Required work
Please reproduce all entries word for word, leaving every image behind.

(Data records for software interfaces)
***
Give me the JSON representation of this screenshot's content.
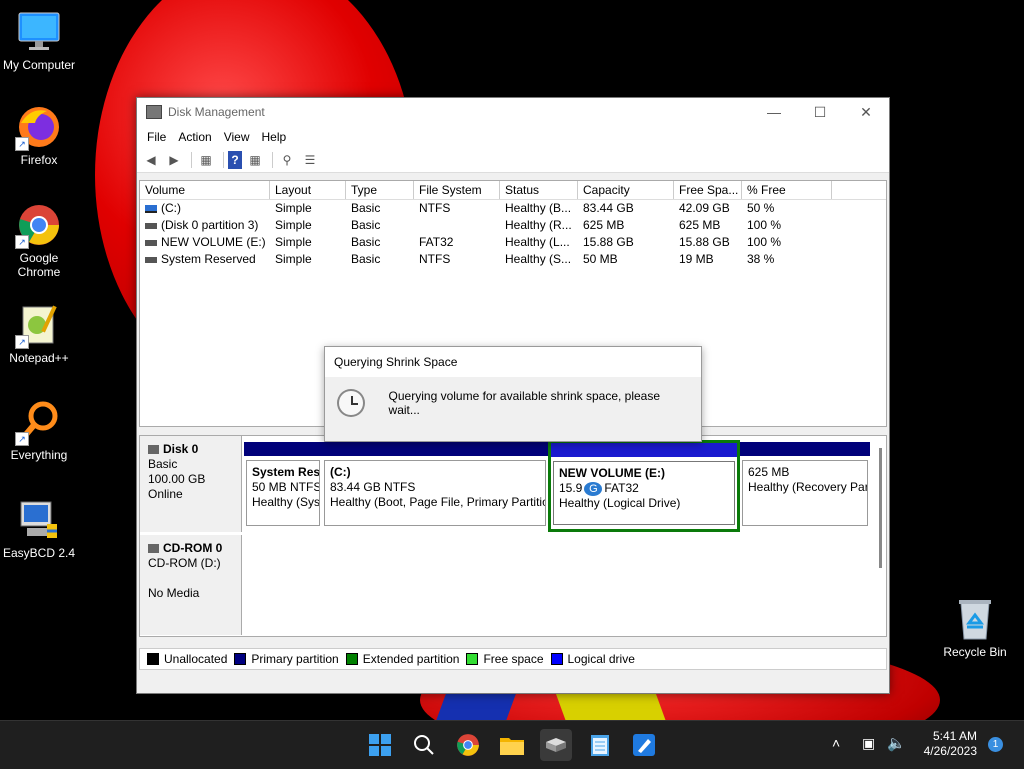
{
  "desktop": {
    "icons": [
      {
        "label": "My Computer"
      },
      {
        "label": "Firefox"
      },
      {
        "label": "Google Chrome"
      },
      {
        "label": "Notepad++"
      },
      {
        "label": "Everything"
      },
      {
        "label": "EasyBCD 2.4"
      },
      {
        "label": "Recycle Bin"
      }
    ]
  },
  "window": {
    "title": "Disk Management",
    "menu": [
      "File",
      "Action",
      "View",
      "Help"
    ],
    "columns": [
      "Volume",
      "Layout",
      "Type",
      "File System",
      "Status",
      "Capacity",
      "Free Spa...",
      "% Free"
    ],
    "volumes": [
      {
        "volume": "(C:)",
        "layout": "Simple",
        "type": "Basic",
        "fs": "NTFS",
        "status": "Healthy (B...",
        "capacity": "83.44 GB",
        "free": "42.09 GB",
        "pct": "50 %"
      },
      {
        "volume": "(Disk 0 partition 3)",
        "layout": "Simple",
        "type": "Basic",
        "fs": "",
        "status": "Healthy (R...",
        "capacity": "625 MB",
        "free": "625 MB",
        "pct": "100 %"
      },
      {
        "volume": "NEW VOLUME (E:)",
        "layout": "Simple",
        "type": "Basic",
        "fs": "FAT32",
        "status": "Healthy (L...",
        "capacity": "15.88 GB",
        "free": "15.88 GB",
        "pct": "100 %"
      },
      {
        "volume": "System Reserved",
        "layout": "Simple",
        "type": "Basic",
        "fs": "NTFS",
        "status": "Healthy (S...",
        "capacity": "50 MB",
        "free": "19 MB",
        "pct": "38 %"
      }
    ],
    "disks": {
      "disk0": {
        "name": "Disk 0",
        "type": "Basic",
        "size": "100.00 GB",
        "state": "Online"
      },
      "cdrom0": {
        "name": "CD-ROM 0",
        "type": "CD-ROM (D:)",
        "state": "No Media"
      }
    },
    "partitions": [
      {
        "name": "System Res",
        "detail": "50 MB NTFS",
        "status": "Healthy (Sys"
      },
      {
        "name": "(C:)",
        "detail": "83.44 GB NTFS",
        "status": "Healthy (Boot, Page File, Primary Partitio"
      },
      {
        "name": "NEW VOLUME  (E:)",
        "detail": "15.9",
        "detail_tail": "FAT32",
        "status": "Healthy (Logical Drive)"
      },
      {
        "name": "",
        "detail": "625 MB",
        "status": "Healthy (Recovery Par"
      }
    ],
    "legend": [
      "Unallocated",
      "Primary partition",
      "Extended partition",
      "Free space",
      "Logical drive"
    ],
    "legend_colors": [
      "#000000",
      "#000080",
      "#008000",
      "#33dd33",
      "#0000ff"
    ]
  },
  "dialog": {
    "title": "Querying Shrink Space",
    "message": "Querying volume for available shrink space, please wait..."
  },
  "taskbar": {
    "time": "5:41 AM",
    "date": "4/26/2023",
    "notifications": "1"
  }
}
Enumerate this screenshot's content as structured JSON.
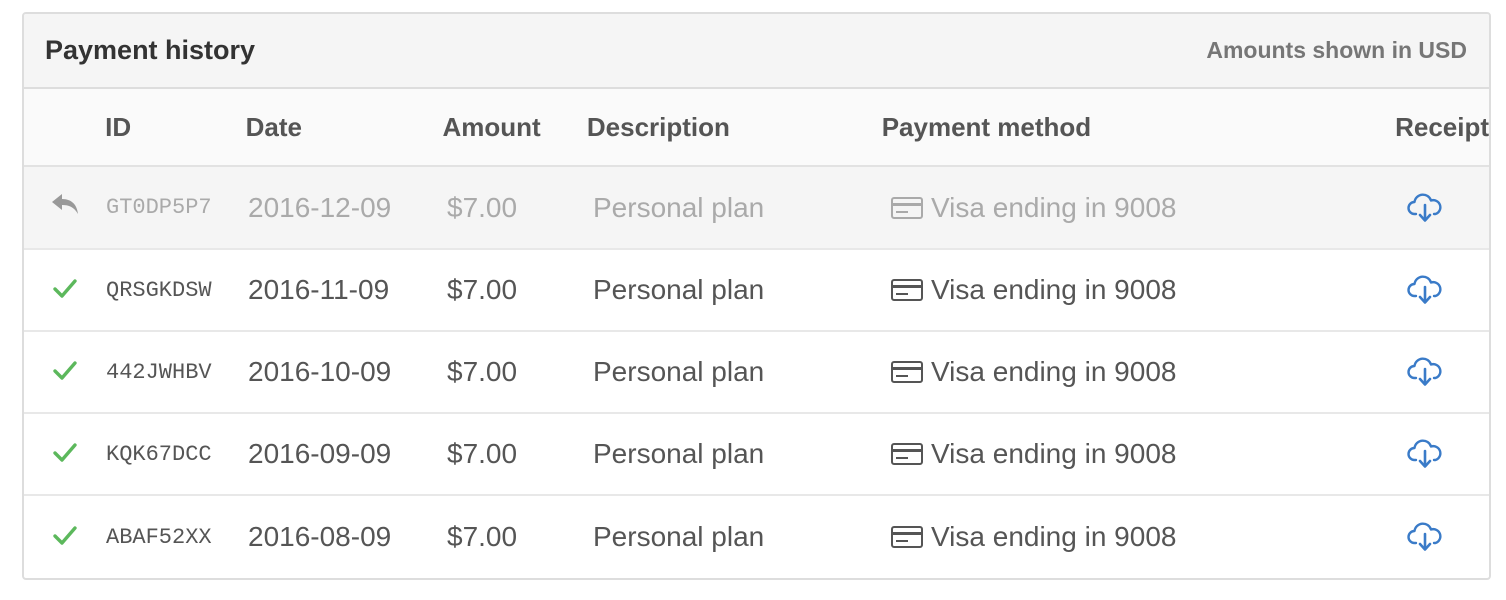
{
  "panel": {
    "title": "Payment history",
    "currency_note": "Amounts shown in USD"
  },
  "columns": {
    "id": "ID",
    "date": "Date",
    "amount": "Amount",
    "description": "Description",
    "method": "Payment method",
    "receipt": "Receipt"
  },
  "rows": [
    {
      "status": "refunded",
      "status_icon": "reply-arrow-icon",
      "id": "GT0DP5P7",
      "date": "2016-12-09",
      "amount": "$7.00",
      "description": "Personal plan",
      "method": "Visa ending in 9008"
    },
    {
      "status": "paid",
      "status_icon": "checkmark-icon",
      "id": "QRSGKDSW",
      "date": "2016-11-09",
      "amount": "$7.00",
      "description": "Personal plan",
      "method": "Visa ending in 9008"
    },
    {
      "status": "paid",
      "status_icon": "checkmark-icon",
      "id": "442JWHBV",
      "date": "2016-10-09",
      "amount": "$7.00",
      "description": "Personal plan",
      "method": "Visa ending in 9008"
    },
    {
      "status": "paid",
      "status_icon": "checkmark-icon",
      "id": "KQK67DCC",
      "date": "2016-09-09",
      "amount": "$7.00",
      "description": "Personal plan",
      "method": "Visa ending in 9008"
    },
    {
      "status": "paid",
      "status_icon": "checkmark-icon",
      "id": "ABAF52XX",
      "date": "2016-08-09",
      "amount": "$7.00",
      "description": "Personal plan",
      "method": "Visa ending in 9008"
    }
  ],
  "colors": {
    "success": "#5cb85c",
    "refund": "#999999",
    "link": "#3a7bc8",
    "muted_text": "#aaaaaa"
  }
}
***
Exercise answer
Give me the JSON representation of this screenshot's content.
{
  "desktop": {
    "icons": [
      {
        "label": "My Computer"
      },
      {
        "label": "Firefox"
      },
      {
        "label": "Google Chrome"
      },
      {
        "label": "Notepad++"
      },
      {
        "label": "Everything"
      },
      {
        "label": "EasyBCD 2.4"
      },
      {
        "label": "Recycle Bin"
      }
    ]
  },
  "window": {
    "title": "Disk Management",
    "menu": [
      "File",
      "Action",
      "View",
      "Help"
    ],
    "columns": [
      "Volume",
      "Layout",
      "Type",
      "File System",
      "Status",
      "Capacity",
      "Free Spa...",
      "% Free"
    ],
    "volumes": [
      {
        "volume": "(C:)",
        "layout": "Simple",
        "type": "Basic",
        "fs": "NTFS",
        "status": "Healthy (B...",
        "capacity": "83.44 GB",
        "free": "42.09 GB",
        "pct": "50 %"
      },
      {
        "volume": "(Disk 0 partition 3)",
        "layout": "Simple",
        "type": "Basic",
        "fs": "",
        "status": "Healthy (R...",
        "capacity": "625 MB",
        "free": "625 MB",
        "pct": "100 %"
      },
      {
        "volume": "NEW VOLUME (E:)",
        "layout": "Simple",
        "type": "Basic",
        "fs": "FAT32",
        "status": "Healthy (L...",
        "capacity": "15.88 GB",
        "free": "15.88 GB",
        "pct": "100 %"
      },
      {
        "volume": "System Reserved",
        "layout": "Simple",
        "type": "Basic",
        "fs": "NTFS",
        "status": "Healthy (S...",
        "capacity": "50 MB",
        "free": "19 MB",
        "pct": "38 %"
      }
    ],
    "disks": {
      "disk0": {
        "name": "Disk 0",
        "type": "Basic",
        "size": "100.00 GB",
        "state": "Online"
      },
      "cdrom0": {
        "name": "CD-ROM 0",
        "type": "CD-ROM (D:)",
        "state": "No Media"
      }
    },
    "partitions": [
      {
        "name": "System Res",
        "detail": "50 MB NTFS",
        "status": "Healthy (Sys"
      },
      {
        "name": "(C:)",
        "detail": "83.44 GB NTFS",
        "status": "Healthy (Boot, Page File, Primary Partitio"
      },
      {
        "name": "NEW VOLUME  (E:)",
        "detail": "15.9",
        "detail_tail": "FAT32",
        "status": "Healthy (Logical Drive)"
      },
      {
        "name": "",
        "detail": "625 MB",
        "status": "Healthy (Recovery Par"
      }
    ],
    "legend": [
      "Unallocated",
      "Primary partition",
      "Extended partition",
      "Free space",
      "Logical drive"
    ],
    "legend_colors": [
      "#000000",
      "#000080",
      "#008000",
      "#33dd33",
      "#0000ff"
    ]
  },
  "dialog": {
    "title": "Querying Shrink Space",
    "message": "Querying volume for available shrink space, please wait..."
  },
  "taskbar": {
    "time": "5:41 AM",
    "date": "4/26/2023",
    "notifications": "1"
  }
}
Enumerate this screenshot's content as structured JSON.
{
  "panel": {
    "title": "Payment history",
    "currency_note": "Amounts shown in USD"
  },
  "columns": {
    "id": "ID",
    "date": "Date",
    "amount": "Amount",
    "description": "Description",
    "method": "Payment method",
    "receipt": "Receipt"
  },
  "rows": [
    {
      "status": "refunded",
      "status_icon": "reply-arrow-icon",
      "id": "GT0DP5P7",
      "date": "2016-12-09",
      "amount": "$7.00",
      "description": "Personal plan",
      "method": "Visa ending in 9008"
    },
    {
      "status": "paid",
      "status_icon": "checkmark-icon",
      "id": "QRSGKDSW",
      "date": "2016-11-09",
      "amount": "$7.00",
      "description": "Personal plan",
      "method": "Visa ending in 9008"
    },
    {
      "status": "paid",
      "status_icon": "checkmark-icon",
      "id": "442JWHBV",
      "date": "2016-10-09",
      "amount": "$7.00",
      "description": "Personal plan",
      "method": "Visa ending in 9008"
    },
    {
      "status": "paid",
      "status_icon": "checkmark-icon",
      "id": "KQK67DCC",
      "date": "2016-09-09",
      "amount": "$7.00",
      "description": "Personal plan",
      "method": "Visa ending in 9008"
    },
    {
      "status": "paid",
      "status_icon": "checkmark-icon",
      "id": "ABAF52XX",
      "date": "2016-08-09",
      "amount": "$7.00",
      "description": "Personal plan",
      "method": "Visa ending in 9008"
    }
  ],
  "colors": {
    "success": "#5cb85c",
    "refund": "#999999",
    "link": "#3a7bc8",
    "muted_text": "#aaaaaa"
  }
}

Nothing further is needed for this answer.